This is an interesting question. You could say that the characters are caricatures, meaning that the most radical components of their identities are exaggerated. For example, Danforth is almost unbelievably stubborn. However, since this play is loosely based on actual events (in 17th century and 20th century America - McCarthyism), it might be wrong to say they are caricatures. That is, it might be going too far to say the character's personality traits are exaggerated if they are based on real people. So, even though they might be caricatures, they are based on stereotyped characters in real history.
As far as stereotypes go, it depends upon perception. Do all ultra-religious people act the way Paris does? Not necessarily. In fact, he represents a stubborn, even corrupt religious figure. If anything, he is a stereotype of that particular kind of religious figure. Is Abigail a stereotype of a troubled teen? In many of these cases, you can make the argument that some, or most, of the characters are based on stereotypes.
In literary study, there are stock characters and these are based on stereotypes in society. Some of these stock characters are broadly defined and it would be easy to match up some characters with a stock character type (which is based on a social stereotype). Paris might be considered a "rake." John is a "tragic hero" because he tries to do the right thing but has one tragic flaw: his affair with Abigail.
To prove a character is a stereotype, you have to show how that character exhibits personality traits of other stereotypes which you'd find in fiction or in real life.

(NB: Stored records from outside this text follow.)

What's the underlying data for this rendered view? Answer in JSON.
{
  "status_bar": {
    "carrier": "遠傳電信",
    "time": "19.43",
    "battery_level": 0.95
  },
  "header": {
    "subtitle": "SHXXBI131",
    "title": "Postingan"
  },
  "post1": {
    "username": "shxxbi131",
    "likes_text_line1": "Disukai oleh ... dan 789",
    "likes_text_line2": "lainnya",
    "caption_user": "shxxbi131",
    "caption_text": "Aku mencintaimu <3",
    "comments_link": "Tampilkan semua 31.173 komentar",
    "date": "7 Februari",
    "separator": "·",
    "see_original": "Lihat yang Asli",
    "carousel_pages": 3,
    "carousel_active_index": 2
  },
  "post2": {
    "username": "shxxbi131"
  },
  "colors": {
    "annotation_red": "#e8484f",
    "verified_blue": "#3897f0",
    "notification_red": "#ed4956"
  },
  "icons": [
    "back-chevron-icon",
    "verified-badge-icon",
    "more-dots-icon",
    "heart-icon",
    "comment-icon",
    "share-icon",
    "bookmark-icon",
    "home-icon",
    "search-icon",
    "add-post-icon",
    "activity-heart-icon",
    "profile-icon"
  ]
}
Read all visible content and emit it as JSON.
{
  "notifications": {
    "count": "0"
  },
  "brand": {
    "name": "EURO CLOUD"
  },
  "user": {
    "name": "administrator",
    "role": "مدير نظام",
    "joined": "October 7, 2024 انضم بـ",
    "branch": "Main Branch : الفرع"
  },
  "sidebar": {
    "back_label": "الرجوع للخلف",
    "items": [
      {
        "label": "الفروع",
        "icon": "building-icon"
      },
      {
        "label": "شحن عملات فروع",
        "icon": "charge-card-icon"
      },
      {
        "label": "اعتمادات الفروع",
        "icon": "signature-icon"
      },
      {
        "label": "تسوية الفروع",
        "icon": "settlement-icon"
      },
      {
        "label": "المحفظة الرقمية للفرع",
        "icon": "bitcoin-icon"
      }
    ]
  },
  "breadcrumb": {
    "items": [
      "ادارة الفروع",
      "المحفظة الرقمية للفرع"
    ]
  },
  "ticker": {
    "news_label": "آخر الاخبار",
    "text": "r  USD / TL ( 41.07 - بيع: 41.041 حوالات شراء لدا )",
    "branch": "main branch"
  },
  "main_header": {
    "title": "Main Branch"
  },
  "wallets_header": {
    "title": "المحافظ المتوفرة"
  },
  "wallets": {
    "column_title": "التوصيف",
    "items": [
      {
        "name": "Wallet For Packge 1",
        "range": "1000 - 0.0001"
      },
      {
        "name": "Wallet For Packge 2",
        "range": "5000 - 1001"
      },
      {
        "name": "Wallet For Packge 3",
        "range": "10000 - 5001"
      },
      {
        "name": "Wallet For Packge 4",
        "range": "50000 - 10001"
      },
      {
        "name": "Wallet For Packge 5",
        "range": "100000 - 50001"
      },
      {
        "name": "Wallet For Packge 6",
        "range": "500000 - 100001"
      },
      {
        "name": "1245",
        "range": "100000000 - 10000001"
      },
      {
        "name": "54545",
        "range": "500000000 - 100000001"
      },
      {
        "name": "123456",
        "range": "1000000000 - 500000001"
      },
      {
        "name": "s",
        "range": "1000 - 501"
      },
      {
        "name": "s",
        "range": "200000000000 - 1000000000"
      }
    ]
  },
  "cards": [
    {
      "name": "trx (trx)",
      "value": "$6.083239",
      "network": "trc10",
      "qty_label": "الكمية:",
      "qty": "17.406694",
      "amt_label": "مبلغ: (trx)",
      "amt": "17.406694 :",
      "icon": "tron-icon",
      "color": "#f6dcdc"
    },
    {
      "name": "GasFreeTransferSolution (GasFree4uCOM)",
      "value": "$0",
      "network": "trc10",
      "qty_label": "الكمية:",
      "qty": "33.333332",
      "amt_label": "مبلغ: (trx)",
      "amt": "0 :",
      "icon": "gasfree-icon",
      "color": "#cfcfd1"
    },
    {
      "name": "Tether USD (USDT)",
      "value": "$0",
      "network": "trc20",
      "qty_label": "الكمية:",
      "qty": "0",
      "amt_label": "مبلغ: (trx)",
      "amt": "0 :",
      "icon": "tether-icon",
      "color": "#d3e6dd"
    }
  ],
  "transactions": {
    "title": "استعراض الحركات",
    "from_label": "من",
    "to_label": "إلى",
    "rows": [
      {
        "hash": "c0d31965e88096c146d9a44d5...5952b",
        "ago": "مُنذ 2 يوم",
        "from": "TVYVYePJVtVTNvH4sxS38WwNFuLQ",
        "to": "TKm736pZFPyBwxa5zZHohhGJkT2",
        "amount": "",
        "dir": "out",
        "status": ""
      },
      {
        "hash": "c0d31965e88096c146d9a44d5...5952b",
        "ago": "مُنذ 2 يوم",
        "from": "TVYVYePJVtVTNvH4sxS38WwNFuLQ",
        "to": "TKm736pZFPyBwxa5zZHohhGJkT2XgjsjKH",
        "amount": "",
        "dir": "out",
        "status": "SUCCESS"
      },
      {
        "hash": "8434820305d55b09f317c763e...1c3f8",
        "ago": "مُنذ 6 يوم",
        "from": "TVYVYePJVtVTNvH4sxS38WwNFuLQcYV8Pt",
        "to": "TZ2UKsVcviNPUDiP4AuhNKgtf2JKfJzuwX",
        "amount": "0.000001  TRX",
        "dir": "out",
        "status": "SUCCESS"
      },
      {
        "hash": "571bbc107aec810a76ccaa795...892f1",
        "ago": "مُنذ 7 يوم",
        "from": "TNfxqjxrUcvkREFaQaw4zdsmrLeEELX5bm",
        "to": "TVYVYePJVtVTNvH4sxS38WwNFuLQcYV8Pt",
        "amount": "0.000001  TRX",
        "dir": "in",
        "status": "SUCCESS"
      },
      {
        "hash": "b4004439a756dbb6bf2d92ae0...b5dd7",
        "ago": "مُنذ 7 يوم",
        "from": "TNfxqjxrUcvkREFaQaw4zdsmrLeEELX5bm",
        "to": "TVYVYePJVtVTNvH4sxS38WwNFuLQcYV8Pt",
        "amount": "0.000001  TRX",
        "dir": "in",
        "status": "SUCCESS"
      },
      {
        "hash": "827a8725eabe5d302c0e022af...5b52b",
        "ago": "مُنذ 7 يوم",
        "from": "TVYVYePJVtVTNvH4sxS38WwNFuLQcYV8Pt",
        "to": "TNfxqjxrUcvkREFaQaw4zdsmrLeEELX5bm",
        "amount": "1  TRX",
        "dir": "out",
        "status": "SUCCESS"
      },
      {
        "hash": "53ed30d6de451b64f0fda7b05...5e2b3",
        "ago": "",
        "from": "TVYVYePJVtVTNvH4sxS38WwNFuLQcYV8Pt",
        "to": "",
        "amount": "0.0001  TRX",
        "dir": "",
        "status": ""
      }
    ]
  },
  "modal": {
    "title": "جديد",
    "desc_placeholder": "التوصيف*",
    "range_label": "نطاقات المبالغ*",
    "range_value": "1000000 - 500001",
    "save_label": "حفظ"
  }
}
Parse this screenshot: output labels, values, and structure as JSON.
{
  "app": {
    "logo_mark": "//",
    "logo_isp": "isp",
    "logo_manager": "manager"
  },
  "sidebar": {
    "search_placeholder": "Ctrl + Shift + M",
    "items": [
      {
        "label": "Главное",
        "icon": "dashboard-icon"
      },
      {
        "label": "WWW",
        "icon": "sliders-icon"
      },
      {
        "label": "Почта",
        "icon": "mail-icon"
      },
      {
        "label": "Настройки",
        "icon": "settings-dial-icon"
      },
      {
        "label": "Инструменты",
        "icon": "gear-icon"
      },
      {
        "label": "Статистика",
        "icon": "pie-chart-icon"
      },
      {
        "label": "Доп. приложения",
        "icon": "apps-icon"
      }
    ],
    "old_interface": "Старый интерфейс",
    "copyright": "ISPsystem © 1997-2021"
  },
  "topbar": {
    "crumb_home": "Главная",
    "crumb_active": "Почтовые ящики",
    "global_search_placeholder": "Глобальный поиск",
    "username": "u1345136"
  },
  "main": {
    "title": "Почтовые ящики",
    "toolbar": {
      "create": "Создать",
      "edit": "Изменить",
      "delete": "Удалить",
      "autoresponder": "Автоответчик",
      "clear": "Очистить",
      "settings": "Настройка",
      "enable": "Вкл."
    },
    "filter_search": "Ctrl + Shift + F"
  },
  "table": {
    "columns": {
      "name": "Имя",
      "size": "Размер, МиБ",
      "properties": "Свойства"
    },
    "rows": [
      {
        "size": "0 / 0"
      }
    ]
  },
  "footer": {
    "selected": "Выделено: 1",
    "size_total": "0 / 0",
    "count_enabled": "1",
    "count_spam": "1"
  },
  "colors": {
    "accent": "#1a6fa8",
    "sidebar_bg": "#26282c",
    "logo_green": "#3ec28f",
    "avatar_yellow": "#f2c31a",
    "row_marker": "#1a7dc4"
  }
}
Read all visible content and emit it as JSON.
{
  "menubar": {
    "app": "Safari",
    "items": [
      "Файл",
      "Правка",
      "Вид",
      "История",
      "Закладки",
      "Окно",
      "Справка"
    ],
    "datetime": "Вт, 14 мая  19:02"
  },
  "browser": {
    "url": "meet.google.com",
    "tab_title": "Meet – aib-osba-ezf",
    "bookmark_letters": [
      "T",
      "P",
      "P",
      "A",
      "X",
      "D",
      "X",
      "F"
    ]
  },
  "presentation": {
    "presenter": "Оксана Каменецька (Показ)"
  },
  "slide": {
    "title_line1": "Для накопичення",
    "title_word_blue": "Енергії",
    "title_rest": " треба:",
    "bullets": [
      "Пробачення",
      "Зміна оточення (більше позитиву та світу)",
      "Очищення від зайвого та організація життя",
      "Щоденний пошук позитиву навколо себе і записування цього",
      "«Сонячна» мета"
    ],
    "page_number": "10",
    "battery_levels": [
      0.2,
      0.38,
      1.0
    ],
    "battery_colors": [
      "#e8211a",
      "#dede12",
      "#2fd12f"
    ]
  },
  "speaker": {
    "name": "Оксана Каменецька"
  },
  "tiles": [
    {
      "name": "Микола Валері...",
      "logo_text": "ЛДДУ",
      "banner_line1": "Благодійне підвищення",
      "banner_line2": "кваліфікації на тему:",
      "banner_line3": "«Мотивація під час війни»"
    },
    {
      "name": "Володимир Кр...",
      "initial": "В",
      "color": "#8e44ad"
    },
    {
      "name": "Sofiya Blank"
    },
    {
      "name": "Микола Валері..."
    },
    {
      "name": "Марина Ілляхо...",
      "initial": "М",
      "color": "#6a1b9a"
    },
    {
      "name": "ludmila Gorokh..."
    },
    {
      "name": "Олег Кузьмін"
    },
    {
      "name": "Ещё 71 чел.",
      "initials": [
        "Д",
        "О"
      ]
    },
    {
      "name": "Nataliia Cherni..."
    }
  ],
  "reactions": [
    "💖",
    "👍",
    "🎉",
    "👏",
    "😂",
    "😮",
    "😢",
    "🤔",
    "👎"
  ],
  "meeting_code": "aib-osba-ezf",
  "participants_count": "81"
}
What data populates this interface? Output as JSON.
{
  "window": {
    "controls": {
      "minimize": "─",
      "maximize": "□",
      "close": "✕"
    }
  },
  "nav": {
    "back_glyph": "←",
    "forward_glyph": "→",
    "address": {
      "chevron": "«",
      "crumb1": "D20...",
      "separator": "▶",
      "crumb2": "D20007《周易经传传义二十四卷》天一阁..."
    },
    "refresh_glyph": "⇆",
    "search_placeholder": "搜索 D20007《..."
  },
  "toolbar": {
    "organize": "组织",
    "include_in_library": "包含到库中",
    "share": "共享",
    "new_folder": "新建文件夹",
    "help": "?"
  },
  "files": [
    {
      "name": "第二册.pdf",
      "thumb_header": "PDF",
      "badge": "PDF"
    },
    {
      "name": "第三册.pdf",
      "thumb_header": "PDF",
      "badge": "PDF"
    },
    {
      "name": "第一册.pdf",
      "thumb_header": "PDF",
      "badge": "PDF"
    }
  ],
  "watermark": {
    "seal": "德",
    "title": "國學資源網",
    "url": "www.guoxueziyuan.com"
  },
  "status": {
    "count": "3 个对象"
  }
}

Although you can call John or Paris a stereotype, it might be more accurate to say John represents the stereotypical "X" in society or literature.